■ WORK TO COMPLETE ■
Check each line of the listing for the string "push". Copy those where it appears.

■ EXTRACTED ENTRIES ■
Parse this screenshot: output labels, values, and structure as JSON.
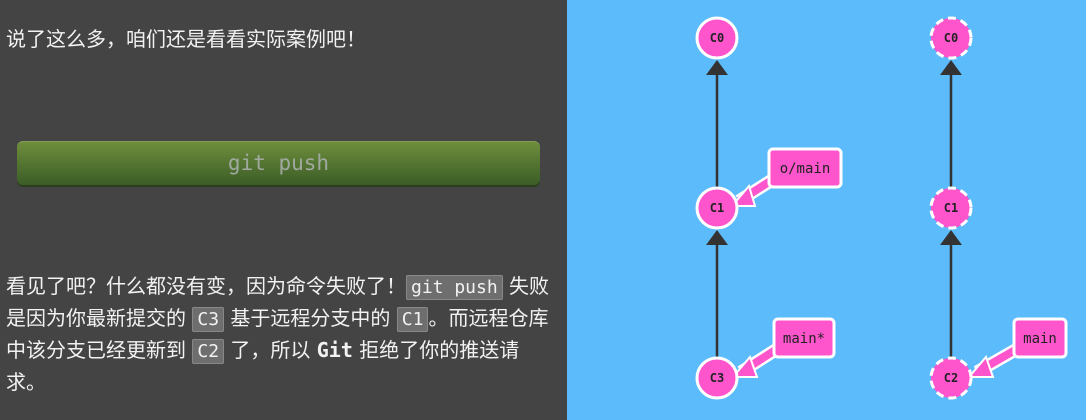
{
  "intro": "说了这么多，咱们还是看看实际案例吧！",
  "command_button": "git push",
  "explanation": {
    "p1": "看见了吧？什么都没有变，因为命令失败了！",
    "code_git_push": "git push",
    "p2": " 失败是因为你最新提交的 ",
    "code_c3": "C3",
    "p3": " 基于远程分支中的 ",
    "code_c1": "C1",
    "p4": "。而远程仓库中该分支已经更新到 ",
    "code_c2": "C2",
    "p5": " 了，所以 ",
    "git": "Git",
    "p6": " 拒绝了你的推送请求。"
  },
  "local_repo": {
    "commits": [
      "C0",
      "C1",
      "C3"
    ],
    "branches": [
      "o/main",
      "main*"
    ]
  },
  "remote_repo": {
    "commits": [
      "C0",
      "C1",
      "C2"
    ],
    "branches": [
      "main"
    ]
  },
  "colors": {
    "commit_fill": "#ff55cc",
    "branch_fill": "#ff55cc",
    "background": "#5cbbfb"
  }
}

■ TASK OUTPUT ■
  "command_button": "git push",
    "code_git_push": "git push",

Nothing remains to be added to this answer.